“Agricultural products manufactured using sodium nitrate may not be sold or marketed in Canada as eco-organic.” OTA members can ask questions about this agreement: consumers will benefit by having access to a more affordable choice of organic products, larger quantities and product diversity. Consumers will continue to have confidence in organic integrity and state oversight of the products they buy. The organic certificate issued by the certifying officer must contain the following statement: “Certified under the conditions of the Equivalence Equivalence Arrangement of Canada from the United States.” This declaration is necessary to confirm that the imported organic products have been verified in accordance with the conditions of the USCOEA by the certification bodies that issue the organic certificate. “Agricultural products of animals treated with antibiotics should not be marketed as organic in the United States.” Equivalence in bioregulation systems can be achieved: Pursuant to clause 357(1) of Part 13 of the Safe Food for Canadians Regulations (SFCR), U.S. organic products imported into Canada must be accompanied by an organic certificate issued by a certification agent accredited in the United States and recognized by the USCOEA. The internal market will develop on the basis of a facilitated supply and demand chain and a reduction in regulatory inefficiencies and redundancies that will benefit producers, producers, consumers and retailers. Although equivalence opens the domestic market to imports, the increase in “product” and “local” purchasing decisions maintains a competitive advantage over imported products. The agreement covers the accreditation system of both regulations as a whole geographically, meaning that agricultural products certified under the terms of the United States Equivalence Equivalence Arrangement (USCOEA) can be sold as organic in both countries. The product marketed under this Agreement must not come from either country. USDA ORGANIC PRODUCTS.

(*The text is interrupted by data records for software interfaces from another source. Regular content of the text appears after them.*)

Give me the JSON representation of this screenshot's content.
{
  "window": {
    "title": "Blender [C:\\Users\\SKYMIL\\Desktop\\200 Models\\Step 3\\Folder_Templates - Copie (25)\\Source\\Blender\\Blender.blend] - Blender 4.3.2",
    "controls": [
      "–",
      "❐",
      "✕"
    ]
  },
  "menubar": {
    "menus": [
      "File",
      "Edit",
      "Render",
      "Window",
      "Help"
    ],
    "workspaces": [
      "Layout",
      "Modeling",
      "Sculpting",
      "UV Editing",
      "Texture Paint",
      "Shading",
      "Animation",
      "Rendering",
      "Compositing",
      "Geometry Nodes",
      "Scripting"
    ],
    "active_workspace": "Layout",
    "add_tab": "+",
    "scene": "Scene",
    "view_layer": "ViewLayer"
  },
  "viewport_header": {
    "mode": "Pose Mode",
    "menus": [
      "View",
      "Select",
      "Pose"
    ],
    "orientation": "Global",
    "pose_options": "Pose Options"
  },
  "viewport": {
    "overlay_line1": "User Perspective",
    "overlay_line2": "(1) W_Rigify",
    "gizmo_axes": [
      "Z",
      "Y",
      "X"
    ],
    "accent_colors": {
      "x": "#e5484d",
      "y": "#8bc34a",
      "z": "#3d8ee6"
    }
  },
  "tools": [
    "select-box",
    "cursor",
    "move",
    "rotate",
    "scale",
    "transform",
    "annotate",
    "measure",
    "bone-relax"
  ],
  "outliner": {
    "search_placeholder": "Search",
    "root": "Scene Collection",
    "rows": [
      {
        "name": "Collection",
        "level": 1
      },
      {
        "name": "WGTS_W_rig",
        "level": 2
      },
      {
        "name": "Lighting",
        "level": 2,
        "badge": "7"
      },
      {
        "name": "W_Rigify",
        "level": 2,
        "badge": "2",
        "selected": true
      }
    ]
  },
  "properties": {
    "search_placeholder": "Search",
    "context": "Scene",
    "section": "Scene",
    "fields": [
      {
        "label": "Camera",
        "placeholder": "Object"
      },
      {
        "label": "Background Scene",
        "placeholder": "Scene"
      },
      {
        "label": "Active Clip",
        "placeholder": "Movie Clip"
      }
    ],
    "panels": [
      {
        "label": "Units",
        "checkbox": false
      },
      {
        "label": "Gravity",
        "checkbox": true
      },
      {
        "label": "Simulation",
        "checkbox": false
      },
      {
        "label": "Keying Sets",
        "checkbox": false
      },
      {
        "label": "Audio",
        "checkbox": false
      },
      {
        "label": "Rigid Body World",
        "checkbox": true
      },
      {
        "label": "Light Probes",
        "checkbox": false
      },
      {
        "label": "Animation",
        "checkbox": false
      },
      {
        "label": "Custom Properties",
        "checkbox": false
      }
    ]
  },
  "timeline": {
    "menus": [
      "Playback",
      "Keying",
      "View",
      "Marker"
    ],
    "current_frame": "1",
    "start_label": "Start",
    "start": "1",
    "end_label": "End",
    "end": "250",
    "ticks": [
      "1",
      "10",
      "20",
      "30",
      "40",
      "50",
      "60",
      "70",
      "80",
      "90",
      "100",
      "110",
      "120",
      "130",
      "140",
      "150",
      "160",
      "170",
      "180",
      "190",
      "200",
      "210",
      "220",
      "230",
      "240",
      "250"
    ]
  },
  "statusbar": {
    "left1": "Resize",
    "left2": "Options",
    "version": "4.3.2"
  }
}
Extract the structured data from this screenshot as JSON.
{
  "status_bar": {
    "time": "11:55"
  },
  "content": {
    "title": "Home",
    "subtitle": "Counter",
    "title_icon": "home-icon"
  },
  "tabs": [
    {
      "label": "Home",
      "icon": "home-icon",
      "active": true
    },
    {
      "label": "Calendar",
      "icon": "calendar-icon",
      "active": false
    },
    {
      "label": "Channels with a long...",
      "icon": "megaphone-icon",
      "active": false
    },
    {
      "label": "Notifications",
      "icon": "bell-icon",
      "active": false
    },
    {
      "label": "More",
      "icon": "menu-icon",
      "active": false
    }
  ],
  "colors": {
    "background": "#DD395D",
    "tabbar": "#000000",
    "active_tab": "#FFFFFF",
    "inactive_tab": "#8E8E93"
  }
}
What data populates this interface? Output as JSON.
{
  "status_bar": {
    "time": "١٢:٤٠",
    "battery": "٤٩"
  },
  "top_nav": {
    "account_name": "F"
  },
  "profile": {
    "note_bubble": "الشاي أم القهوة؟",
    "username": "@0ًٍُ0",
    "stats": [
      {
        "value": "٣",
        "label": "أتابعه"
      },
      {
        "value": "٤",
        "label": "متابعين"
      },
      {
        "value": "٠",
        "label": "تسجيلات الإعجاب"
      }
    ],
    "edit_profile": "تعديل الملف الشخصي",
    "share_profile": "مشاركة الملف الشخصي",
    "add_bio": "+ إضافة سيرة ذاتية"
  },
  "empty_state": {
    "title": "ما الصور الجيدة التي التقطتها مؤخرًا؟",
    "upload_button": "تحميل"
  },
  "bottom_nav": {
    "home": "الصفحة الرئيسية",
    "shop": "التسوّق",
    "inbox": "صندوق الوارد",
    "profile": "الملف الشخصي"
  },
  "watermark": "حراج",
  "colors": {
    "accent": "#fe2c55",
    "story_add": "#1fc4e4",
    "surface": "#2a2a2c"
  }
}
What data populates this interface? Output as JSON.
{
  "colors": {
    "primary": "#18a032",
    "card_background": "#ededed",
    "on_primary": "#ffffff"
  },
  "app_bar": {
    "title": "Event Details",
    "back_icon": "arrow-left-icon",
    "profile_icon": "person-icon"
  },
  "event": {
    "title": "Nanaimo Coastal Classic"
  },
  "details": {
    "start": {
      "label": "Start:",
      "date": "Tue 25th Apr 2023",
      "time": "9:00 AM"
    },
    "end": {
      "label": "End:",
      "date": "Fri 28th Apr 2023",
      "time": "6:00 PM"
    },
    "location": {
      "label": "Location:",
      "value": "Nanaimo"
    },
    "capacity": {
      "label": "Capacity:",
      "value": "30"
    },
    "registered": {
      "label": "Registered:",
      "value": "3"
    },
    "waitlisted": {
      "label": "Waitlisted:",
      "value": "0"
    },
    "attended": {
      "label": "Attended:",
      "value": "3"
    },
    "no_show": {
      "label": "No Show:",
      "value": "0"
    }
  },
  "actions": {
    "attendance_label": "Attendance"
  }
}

To be sold, labelled, or presented as organic in Canada, USDA organic products must meet the following additional requirements: this means that dairy products or products containing dairy products from animals treated with antibiotics are not considered organic in the United States. In the United States, organic standards are set and enforced by the federal government through the National Organic Program (NOP). This program develops the rules and regulations applicable to all USDA (US Department of Agriculture) organic products. The standardization process in the U.S. includes contributions from the National Organic Standards Board (a federal advisory committee made up of industry experts), but unlike in Canada, this board does not have the right to vote. This lack of voting rights means that stakeholders in the U.S. organic sector have less control over standards. For example, the National Organic Standards Board has recommended having Chilean nitrate as a banned substance, but it remains on the national list of permitted substances. The board also voted to ban aeroponic production systems in organic farming, but the USDA still allows their use. All U.S. organic products imported into Canada must meet Canadian organic labelling requirements and may bear the Canada Organic logo. The logo must be requested from the USDA-accredited certification body responsible for certification….